If you have an old empty gas bottle, some pipe for the legs, a small grate, pipe for a chimney and bits and pieces for a door handle, you can make a ‘bush pig’.
Our little portable stove (pictured above) looks almost like a small pig; it can be used to boil a billy of water, or cook with a fry pan or a wok.
The stove is also great for heating a small area. Sparks cannot escape as the door can be closed and the top grate covered.
Small enough to take camping – especially if you place it in a box to contain the soot and carbon – this stove is a handy accessory. The only drawback is that, owing to the small firebox, the wood must be cut into small pieces.
An afternoon stroll along the waterfront reserve at Davistown is always a treat and today was no exception.
Calm water, an amazing assortment of water birds, moored boats and an occasional passing ferry make some interesting photo opportunities.
Pictured above are some of the seagulls, pelicans, ducks and cormorants that we encountered on our walk (as photographed by my grandson).
During this pleasant level walk along the Illoura Reserve, you pass the Lintern Street Wharf – which is one of stops for the ferry service that runs from Davistown to Woy Woy – and informative signs, containing information about the past history of the area.
Continuing along the waterfront, you pass remains of Aboriginal shellfish middens. This area was reputed to have been the location of one of the largest Aboriginal camps in the district at the time of European settlement.
Further along the waterfront, a large children’s playground and an enclosed swimming pool on the edge of the sandy beach make an enjoyable picnic destination.
Davistown is on the Central Coast of New South Wales, Australia.
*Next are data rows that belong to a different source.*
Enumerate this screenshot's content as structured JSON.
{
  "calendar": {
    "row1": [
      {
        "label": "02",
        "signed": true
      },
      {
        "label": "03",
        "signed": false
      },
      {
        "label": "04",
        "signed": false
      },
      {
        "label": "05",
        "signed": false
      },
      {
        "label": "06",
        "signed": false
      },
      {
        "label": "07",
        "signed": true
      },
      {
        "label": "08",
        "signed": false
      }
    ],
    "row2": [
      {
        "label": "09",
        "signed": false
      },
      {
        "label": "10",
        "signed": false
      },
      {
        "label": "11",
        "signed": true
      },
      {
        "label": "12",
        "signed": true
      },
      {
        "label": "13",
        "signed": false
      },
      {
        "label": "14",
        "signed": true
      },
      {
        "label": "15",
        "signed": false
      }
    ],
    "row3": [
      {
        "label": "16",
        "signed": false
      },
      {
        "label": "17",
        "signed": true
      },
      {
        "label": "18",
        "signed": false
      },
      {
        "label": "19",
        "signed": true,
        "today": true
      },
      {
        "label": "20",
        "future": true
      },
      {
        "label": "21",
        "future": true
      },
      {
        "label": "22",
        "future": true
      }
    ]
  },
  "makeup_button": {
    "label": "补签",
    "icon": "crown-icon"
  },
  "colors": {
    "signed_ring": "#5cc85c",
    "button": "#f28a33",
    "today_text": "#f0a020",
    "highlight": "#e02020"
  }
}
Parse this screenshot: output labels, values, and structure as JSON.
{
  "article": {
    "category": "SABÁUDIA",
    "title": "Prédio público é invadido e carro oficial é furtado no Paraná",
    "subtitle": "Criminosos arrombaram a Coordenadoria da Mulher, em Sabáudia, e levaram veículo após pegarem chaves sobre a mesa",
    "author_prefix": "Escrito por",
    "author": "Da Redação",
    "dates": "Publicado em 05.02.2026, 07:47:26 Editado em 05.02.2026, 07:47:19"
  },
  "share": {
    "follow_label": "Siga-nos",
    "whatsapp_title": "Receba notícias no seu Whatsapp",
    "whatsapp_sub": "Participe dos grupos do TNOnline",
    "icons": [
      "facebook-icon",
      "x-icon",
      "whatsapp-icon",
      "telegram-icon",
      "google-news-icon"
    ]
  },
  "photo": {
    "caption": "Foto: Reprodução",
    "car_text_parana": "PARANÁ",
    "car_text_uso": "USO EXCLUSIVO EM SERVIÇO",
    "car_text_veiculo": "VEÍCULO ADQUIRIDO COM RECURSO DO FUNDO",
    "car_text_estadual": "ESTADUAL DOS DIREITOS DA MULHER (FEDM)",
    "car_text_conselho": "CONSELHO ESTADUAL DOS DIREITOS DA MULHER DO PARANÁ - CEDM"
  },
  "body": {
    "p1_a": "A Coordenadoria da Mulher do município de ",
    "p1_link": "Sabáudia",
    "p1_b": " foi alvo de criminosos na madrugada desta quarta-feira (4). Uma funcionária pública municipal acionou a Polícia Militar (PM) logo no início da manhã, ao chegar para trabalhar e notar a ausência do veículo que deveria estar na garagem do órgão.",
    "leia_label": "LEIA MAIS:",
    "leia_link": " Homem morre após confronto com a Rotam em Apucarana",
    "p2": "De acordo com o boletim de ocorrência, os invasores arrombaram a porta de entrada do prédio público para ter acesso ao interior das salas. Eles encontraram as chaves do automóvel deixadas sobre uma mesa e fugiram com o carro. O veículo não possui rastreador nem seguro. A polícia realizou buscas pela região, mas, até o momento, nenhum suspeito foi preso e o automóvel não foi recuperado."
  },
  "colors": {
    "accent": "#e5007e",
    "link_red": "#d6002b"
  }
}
These interesting markings on the scribbly gum are made by larvae of the Scribbly gum moths. They bore a meandering tunnel through the tree’s bark; eventually, when the tree sheds the outer bark, it produces scar tissue which shows these intricate patterns.
Looking closely at the base of this scribbly gum tree, you can see the trails in the decayed heartwood that show previous white ant occupation. The tree has also been scarred by fire but, amazingly, it still shows signs of active life, with a good canopy of leaves overhead.
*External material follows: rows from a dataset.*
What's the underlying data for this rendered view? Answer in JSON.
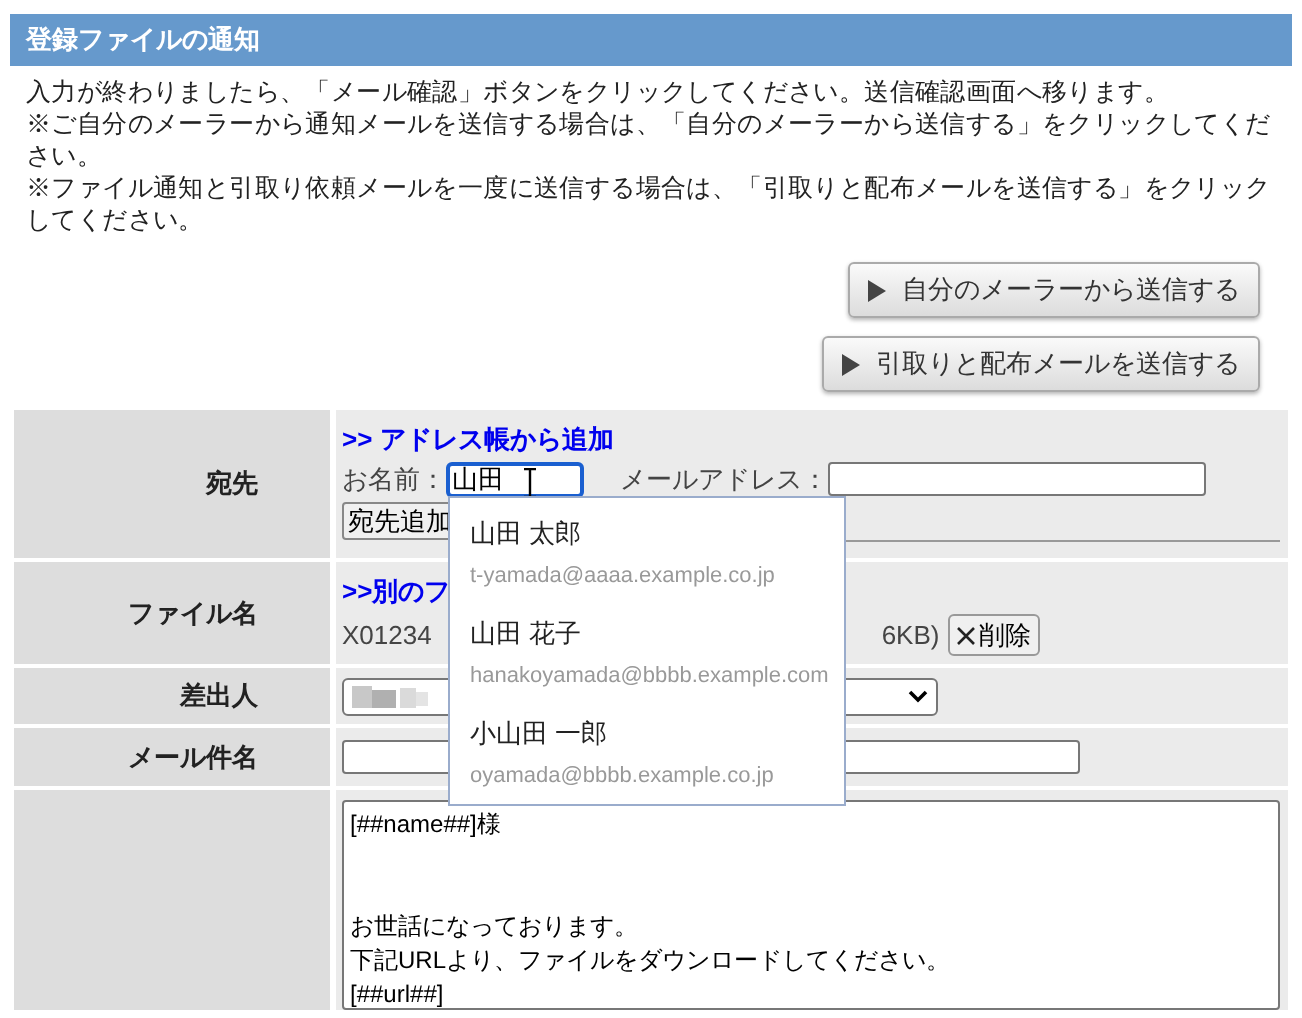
{
  "header": {
    "title": "登録ファイルの通知"
  },
  "instructions": [
    "入力が終わりましたら、「メール確認」ボタンをクリックしてください。送信確認画面へ移ります。",
    "※ご自分のメーラーから通知メールを送信する場合は、「自分のメーラーから送信する」をクリックしてください。",
    "※ファイル通知と引取り依頼メールを一度に送信する場合は、「引取りと配布メールを送信する」をクリックしてください。"
  ],
  "action_buttons": [
    {
      "label": "自分のメーラーから送信する"
    },
    {
      "label": "引取りと配布メールを送信する"
    }
  ],
  "form": {
    "recipient": {
      "label": "宛先",
      "link": ">> アドレス帳から追加",
      "name_label": "お名前：",
      "name_value": "山田",
      "email_label": "メールアドレス：",
      "add_button": "宛先追加"
    },
    "file": {
      "label": "ファイル名",
      "link": ">>別のフ",
      "file_name": "X01234",
      "file_size": "6KB)",
      "delete_button": "削除"
    },
    "sender": {
      "label": "差出人"
    },
    "subject": {
      "label": "メール件名"
    },
    "body": {
      "paragraphs": [
        [
          "[##name##]様"
        ],
        [
          "お世話になっております。",
          "下記URLより、ファイルをダウンロードしてください。",
          "[##url##]"
        ]
      ]
    }
  },
  "suggestions": [
    {
      "name": "山田 太郎",
      "email": "t-yamada@aaaa.example.co.jp"
    },
    {
      "name": "山田 花子",
      "email": "hanakoyamada@bbbb.example.com"
    },
    {
      "name": "小山田 一郎",
      "email": "oyamada@bbbb.example.co.jp"
    }
  ]
}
Looming above this huge boulder – which seems to have eyes and a gaping mouth – is this shapely gum tree. I couldn’t resist the chance to capture this unusual photograph.
Following the Patonga Drive, and heading south towards Patonga in the Brisbane Water National Park, turn left into Warrah Trig road and drive until you reach the carpark. Follow the Tony Doyle track from the old Warrah Trig Station down the ridge, along a well formed rock path – which includes some wooden stairs. At the end of the trail, you’ll find the spectacular Warrah lookout.
Along the way you will encounter many native wildflowers and waratahs for which the area is well known.
From the lookout, there are fantastic views to the distant Barrenjoey headland, Broken Bay and the Hawkesbury River.
Photographed above are just a few of the lovely native wildflowers we encountered beside the track this morning and a view from the lookout.
6 small potatoes, grated
3 carrots, grated
1 onion, grated
1 clove garlic, crushed
2 tablespoons olive oil
¼ cup chopped parsley (or small zucchini, grated)
¼ cup wholemeal breadcrumbs
½ cup cream
1 cup grated tasty cheese
Combine vegetables, onion and garlic in a large bowl.
Lightly beat eggs with the oil, pour over the vegetables.
Stir in parsley, breadcrumbs and cream.
Spread into a greased 20cm square Pyrex dish and bake in a
moderate oven for 50 minutes. Sprinkle with the grated cheese
and bake a further 15 minutes.
Looking through my recipe books, I came across this long forgotten recipe for a vegetarian potato kugel. It makes a delicious casserole and will probably become a family favourite. Served with green vegetables or a salad, it makes a hearty vegetarian meal. Kugel is a baked pudding or casserole, most commonly made from egg noodles or potato. It can become a sweet dessert by omitting the onion and garlic, and adding grated apple, chopped walnuts and raisins.
Part of my collection, the owls featured in the photos below are some of my favourites.
These two little blue owls seem to be the perfect companions and were both made in India. Cast in brass and coloured with oxides, their features have been etched into the metal. The beak and eyes on the smaller owl have been rubbed back to reveal the brass colour.
Cast in brass, the taller owl – with his intelligent eyes and strong claws – was made by a local artist in the Hunter Valley of New South Wales. The fine detail of its feathers and face make a very lifelike figurine. Beside him is an enameled owl, made in Italy from a heavy cast metal. The delicate colours accentuate the owl’s features, and I like the way these two owls seem to be looking at each other.